“The Council broadly has been showing that we are in support of our immigrant neighbors, our undocumented neighbors – that gives me a lot of joy and hope” Hanif said.
Jeffrey Lau, who heads up the Chinese-American Planning Council’s Adult Literacy program, echoed Hanif on the classes being a lifeline for the Asian community, including in helping members respond to the wave of anti-Asian violence. “How do I ever recognize racism if I can’t even speak English? How do I learn even how to protect myself,” Lau said, delineating the concerns of students or potential students.
A number of students in adult literacy programs joined the hearing to share their own personal experiences as well, explaining that the classes had helped them advocate for themselves in the workplace and assist their children with homework. Hanif drilled down on the importance of the classes on social media afterward, writing: “This is a vital program to so many New Yorkers, and we should be investing MORE in helping our immigrant communities grow and flourish.”
A number of others joined the hearing to speak for increased investment in the Our City Our Vote program, based on a recently passed law that will allow hundreds of thousands of non-citizen legal residents to vote in municipal elections. Theodore Moore, the director of policy at the New York Immigration Coalition, called Our City Our Vote a real step towards representative democracy, and implored the Council to invest in the implementation of the law.

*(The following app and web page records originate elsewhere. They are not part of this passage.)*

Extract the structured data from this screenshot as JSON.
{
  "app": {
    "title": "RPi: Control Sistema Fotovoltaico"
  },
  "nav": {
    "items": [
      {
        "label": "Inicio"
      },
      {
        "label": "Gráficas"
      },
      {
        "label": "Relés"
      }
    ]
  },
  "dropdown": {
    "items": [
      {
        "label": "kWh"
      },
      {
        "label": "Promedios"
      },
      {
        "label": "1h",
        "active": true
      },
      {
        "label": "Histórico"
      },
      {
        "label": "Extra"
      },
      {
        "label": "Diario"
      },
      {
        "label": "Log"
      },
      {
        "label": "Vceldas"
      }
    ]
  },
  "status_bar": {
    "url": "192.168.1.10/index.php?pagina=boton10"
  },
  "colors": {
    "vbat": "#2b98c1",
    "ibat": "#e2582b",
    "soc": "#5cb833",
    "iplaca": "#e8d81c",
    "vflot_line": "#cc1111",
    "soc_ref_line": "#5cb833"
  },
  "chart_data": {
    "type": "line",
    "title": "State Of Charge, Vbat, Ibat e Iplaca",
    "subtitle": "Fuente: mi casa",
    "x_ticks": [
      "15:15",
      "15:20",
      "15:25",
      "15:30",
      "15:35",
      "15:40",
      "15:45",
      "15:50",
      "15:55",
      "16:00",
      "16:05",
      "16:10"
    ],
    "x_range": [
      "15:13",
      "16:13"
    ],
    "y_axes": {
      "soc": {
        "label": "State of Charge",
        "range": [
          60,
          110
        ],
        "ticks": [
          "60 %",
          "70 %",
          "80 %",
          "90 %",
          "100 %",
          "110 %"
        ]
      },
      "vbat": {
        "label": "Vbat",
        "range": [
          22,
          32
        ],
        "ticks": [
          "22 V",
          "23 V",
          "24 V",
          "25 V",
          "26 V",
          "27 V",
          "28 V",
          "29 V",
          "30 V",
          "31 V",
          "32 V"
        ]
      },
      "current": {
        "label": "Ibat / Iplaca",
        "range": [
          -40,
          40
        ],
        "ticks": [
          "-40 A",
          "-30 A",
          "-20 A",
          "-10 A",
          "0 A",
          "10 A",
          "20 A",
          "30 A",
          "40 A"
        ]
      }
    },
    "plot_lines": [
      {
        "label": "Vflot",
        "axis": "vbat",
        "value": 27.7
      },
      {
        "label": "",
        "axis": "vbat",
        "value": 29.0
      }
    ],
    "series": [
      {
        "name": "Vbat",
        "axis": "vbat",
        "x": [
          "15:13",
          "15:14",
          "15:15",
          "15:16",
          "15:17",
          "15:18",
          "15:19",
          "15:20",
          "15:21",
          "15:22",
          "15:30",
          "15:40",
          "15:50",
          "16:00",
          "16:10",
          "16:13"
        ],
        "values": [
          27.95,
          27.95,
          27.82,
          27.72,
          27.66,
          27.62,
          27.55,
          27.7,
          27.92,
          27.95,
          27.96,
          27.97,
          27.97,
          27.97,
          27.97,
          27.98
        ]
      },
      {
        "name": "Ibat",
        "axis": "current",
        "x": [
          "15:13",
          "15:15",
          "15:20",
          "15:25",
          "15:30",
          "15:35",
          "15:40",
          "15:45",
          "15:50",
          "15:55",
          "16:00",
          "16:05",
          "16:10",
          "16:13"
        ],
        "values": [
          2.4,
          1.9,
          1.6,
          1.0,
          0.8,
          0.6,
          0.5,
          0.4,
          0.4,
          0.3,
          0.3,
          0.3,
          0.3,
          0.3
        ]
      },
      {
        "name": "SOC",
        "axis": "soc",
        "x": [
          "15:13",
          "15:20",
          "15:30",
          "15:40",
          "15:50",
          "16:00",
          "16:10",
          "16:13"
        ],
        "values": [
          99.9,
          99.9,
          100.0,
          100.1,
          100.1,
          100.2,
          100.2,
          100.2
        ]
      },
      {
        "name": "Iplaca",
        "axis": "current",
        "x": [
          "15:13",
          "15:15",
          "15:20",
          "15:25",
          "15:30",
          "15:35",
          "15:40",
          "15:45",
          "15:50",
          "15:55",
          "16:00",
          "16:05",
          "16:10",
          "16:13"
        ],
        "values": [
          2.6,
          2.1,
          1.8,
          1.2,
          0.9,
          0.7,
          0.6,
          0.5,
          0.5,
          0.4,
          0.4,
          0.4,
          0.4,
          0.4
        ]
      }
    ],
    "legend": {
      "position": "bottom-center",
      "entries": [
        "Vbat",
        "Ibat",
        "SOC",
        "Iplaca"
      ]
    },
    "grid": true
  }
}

NYIC and other groups are seeking $25 million to ensure that the program is rolled out effectively.
“There are adult literacy programs that double as civic education hubs, and we can’t forget the inspiring work of the women-led day labor centers across our City,” Hanif wrote on Twitter of the effort. Speaking with Gotham Gazette, she doubled down on the importance of Our City Our Vote, calling it a major priority in equitable post-pandemic recovery.
“The mayor’s preliminary budget did not include anything about Our City Our Vote,” Hanif said. “For there to be a successful mechanism to get those who are newly eligible to vote, registered, it’s going to take all of us and it’s going to take a deep investment.”
Reflecting on the “marathon” hearing, Hanif told Gotham Gazette she feels “so blessed to be the face in the Council for immigrants.”
The Council will soon craft its formal response to Adams’ preliminary budget in advance of the mayor’s executive budget, which will take that response, the new state budget due April 1, and other factors into consideration. After that budget plan is released, the Council will hold another round of hearings.